You also generally do not have to get permission to photograph things visible in public, though people like to fight over that as well.
In large parts of Europe we live with that and we like it.
I have noticed a fairly large divide between how europeans THINK america should be and how it is. Thats not accidental; its not like we're desperately yearning to be Europe no matter what Piers Morgan may think. There are some big cultural differences, and some big differences in the genesis of the countries involved.
We tend to fall very hard on the side of "individual rights"-- that is, freedom to DO things-- while it seems that Europe falls very hard on the "freedom FROM things" side of the coin. Personally, I find the whole approach of legislating away things I dont like as a nasty slippery slope that ends in authoritarianism. Id rather err far more on the "too permissive" side than to wake up one day and realize we're revisiting Europe in the 40s.
Technologically, it's a terrible idea. The client software and the end user no longer have any ability to inspect the actual certificates used for an HTTPS connection. From the client's perspective, all HTTPS connections are really with the MITM device and use the same cert chain.
That is completely incorrect.
The MITM mechanism is the company creating an internal CA (which they and ONLY they control), and installing it as trusted on your workstation. SSL certs are still validated, its just that your employer can generate legitimately* signed certificates for any website on demand.
So, no revoking CAs that are compromised.
Again, thats not really true. A proper SSL proxy is gonna reject a bad SSL connection if the cert was revoked, or the timestamp is wrong, or the CA isnt trusted.

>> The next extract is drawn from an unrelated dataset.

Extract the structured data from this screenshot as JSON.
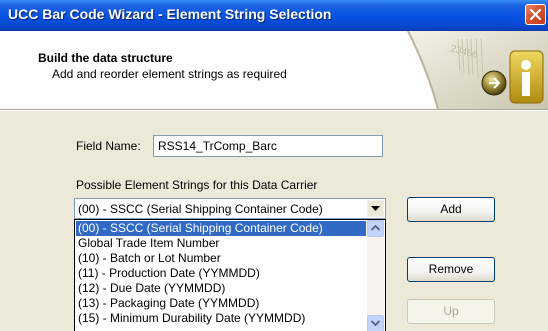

No using non-default root CAs
Its your employers machine; id say he has the greater right to decide which SSL certs are and are not trusted. If you need to connect to the DoD, your employer almost certainly knows about it, and if he doesnt you should probably let him know.

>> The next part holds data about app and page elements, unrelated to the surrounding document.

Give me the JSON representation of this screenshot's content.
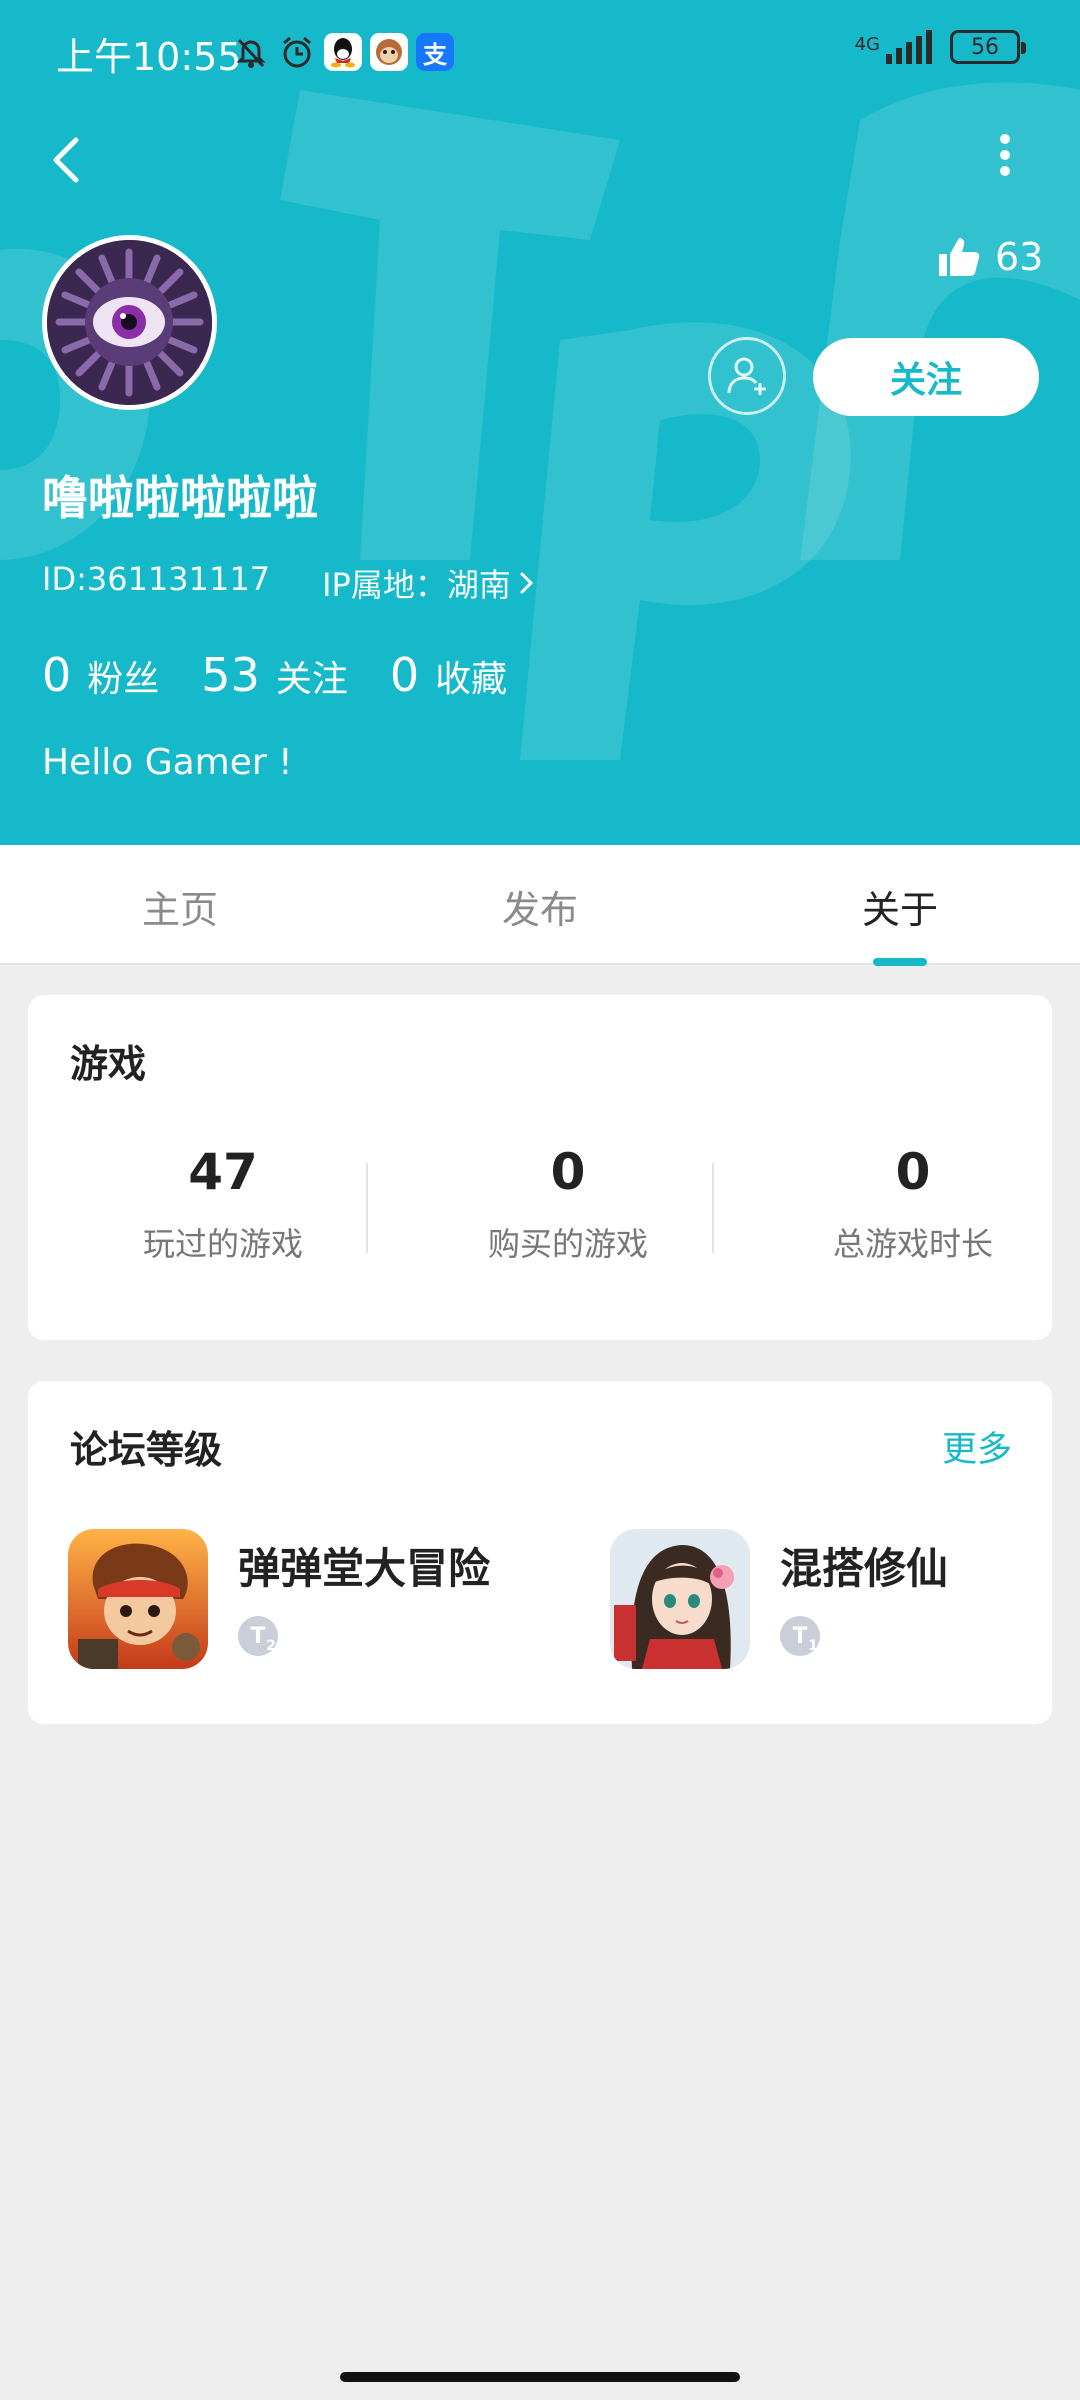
{
  "status_bar": {
    "time": "上午10:55",
    "network": "4G",
    "battery": "56",
    "icons": [
      "bell-off-icon",
      "alarm-icon",
      "qq-icon",
      "monkey-app-icon",
      "alipay-icon"
    ]
  },
  "header": {
    "background_color": "#15b9c9",
    "likes_count": "63",
    "follow_label": "关注",
    "username": "噜啦啦啦啦啦",
    "user_id": "ID:361131117",
    "ip_location": "IP属地：湖南",
    "stats": [
      {
        "num": "0",
        "label": "粉丝"
      },
      {
        "num": "53",
        "label": "关注"
      },
      {
        "num": "0",
        "label": "收藏"
      }
    ],
    "bio": "Hello Gamer !"
  },
  "tabs": [
    {
      "label": "主页"
    },
    {
      "label": "发布"
    },
    {
      "label": "关于"
    }
  ],
  "games_card": {
    "title": "游戏",
    "stats": [
      {
        "num": "47",
        "label": "玩过的游戏"
      },
      {
        "num": "0",
        "label": "购买的游戏"
      },
      {
        "num": "0",
        "label": "总游戏时长"
      }
    ]
  },
  "forum_card": {
    "title": "论坛等级",
    "more": "更多",
    "items": [
      {
        "name": "弹弹堂大冒险",
        "level": "2"
      },
      {
        "name": "混搭修仙",
        "level": "1"
      }
    ]
  },
  "accent_color": "#15b9c9"
}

90% of your objections are basically that a dedicated IT team is writing the security policy (what crypto algos to use, what CAs to trust, etc) rather than you getting a say in it. Guess what: thats not your job, and the employer has every right to enforce the security policy of his choosing. It may even be a legal requirement for him to do so.
Depends who you are.

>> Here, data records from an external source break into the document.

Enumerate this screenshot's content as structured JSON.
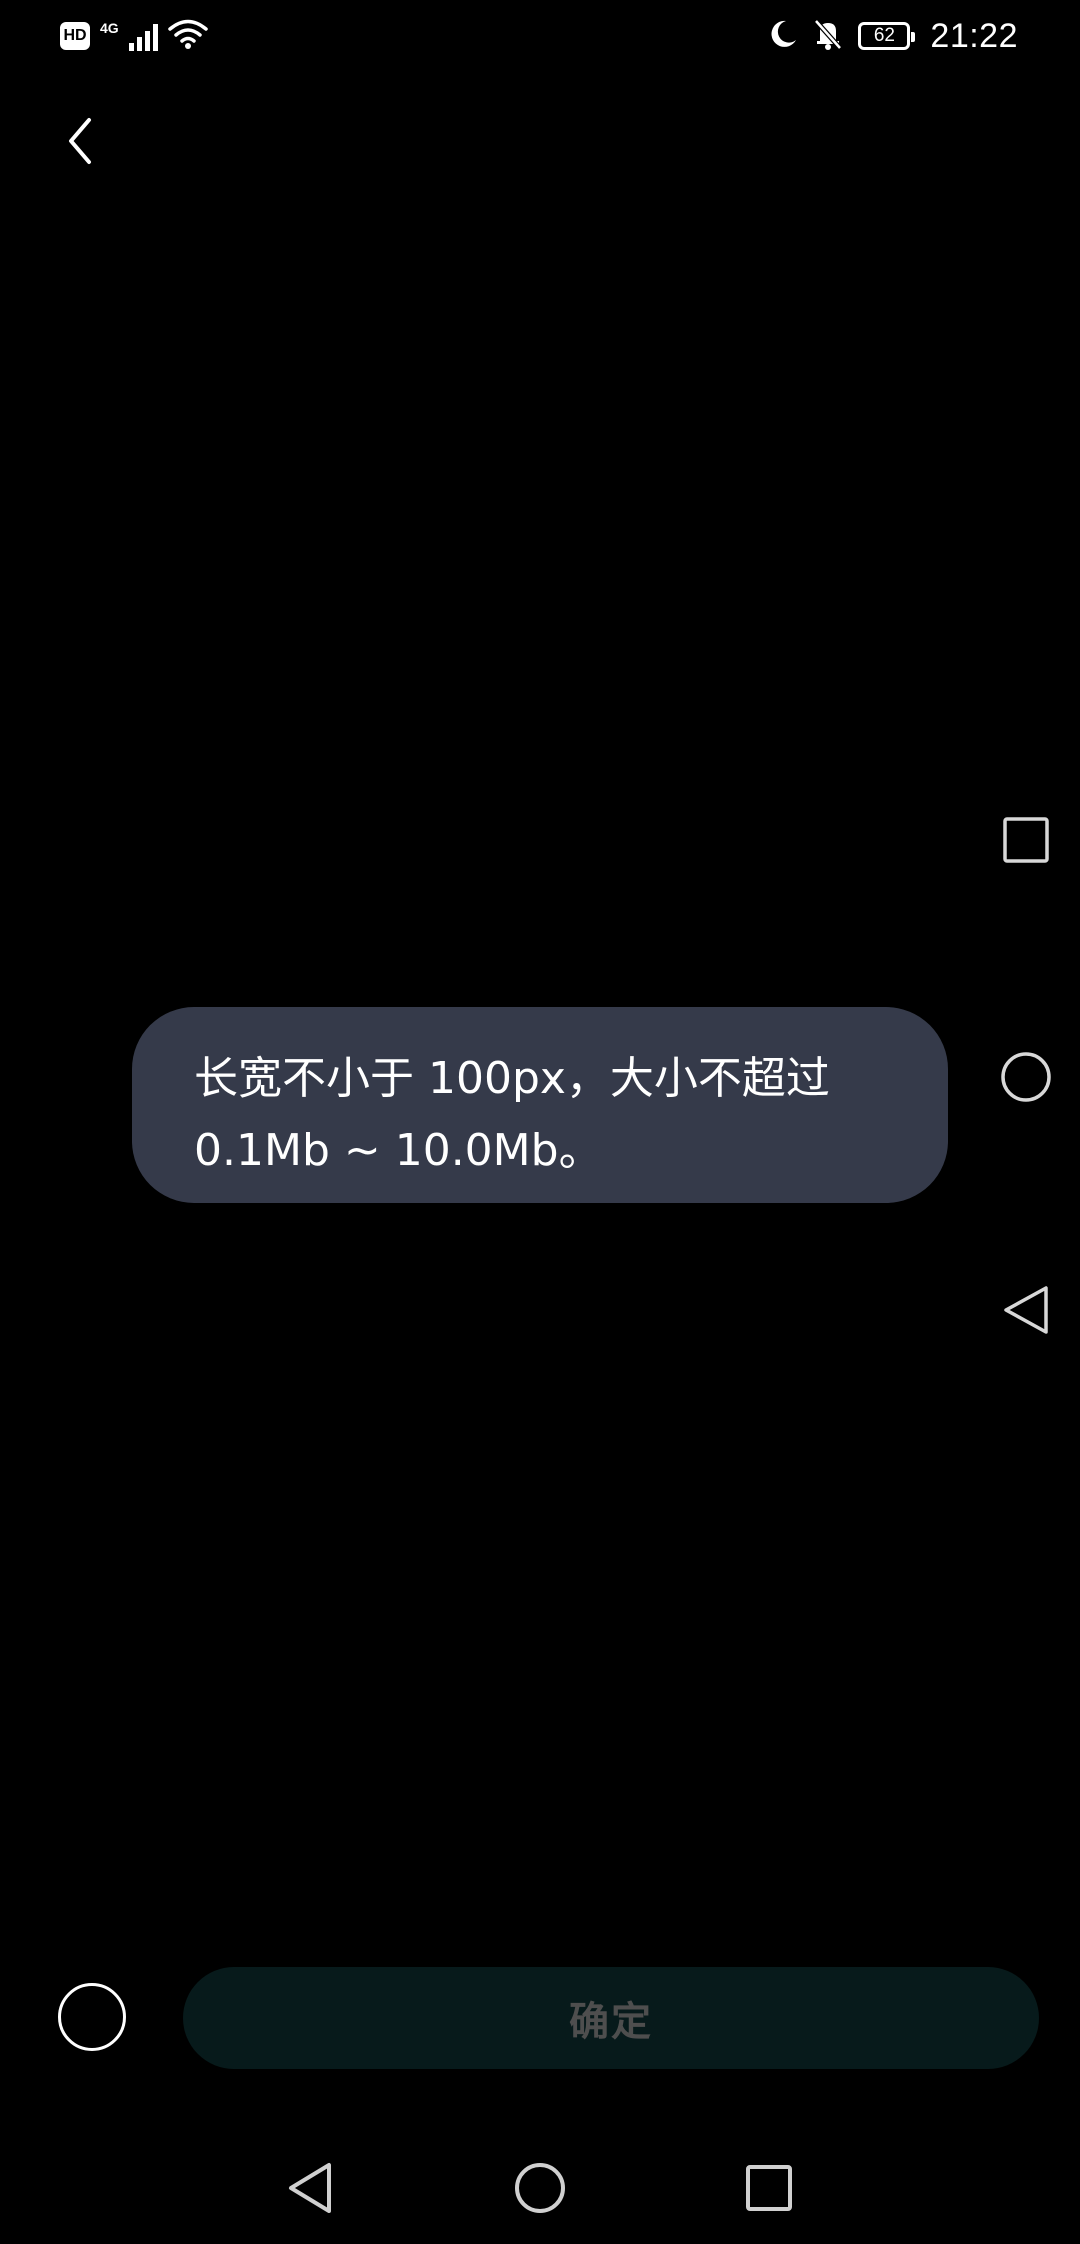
{
  "status_bar": {
    "hd_label": "HD",
    "network_label": "4G",
    "battery_level": "62",
    "time": "21:22",
    "icons": [
      "hd-icon",
      "signal-icon",
      "wifi-icon",
      "moon-icon",
      "notifications-off-icon",
      "battery-icon"
    ]
  },
  "toolbar": {
    "back_icon": "chevron-left-icon"
  },
  "toast": {
    "text": "长宽不小于 100px，大小不超过 0.1Mb ~ 10.0Mb。"
  },
  "footer": {
    "confirm_label": "确定",
    "select_icon": "radio-circle-icon"
  },
  "side_controls": [
    "square-icon",
    "circle-icon",
    "triangle-back-icon"
  ],
  "nav_bar": [
    "back-triangle-icon",
    "home-circle-icon",
    "recents-square-icon"
  ],
  "colors": {
    "background": "#000000",
    "toast_background": "#353a4a",
    "confirm_button_background": "#071a1b",
    "confirm_label": "#4e4e4e"
  }
}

If you have no idea what the threat model is, what the legal requirements are, or what the business cases are for the practice, and have generally little IT background-- you will think it is evil (unless you actually read that computer use policy).
If you deal with IT security regularly and / or have dealt with the threats, legal burdens, etc-- youll generally understand that not only does everyone do it, but its pretty important to do.
But hey, maybe some people like viruses on their network being able to communicate to their C&C server over SSL unhindered. Cant have the company interfering, right?
I'm not sure "my system, my rules" would go very far in court.
I think you would be surprised, and (IANAL but) I suspect misusing that info and / or capturing it for the purposes of fraud would be a whole different discussion.
Theres not much difference between this and bugging your own house or having an audio recorder in your own car. Your property, your rules.
Why are you assuming that the employees are dishonest and stealing company time and access? My company specifically allows personal use of their network (within certain limitations), so nobody here is being dishonest.
These systems are not for the 99% of honest users. Nor are access controls, privilege restrictions, admin-off-by-default, etc.
These systems are for A) outside intrusions (detection
It is generally legal, and according to wikipedia it is legal in MOST countries when notice is given. Generally, notice IS given in the Acceptable Use Policy, but even when it is not it seems like it would be a tough thing to argue that you have any special privacy rights in someone else's network. Claiming that you do would make any kind of IDS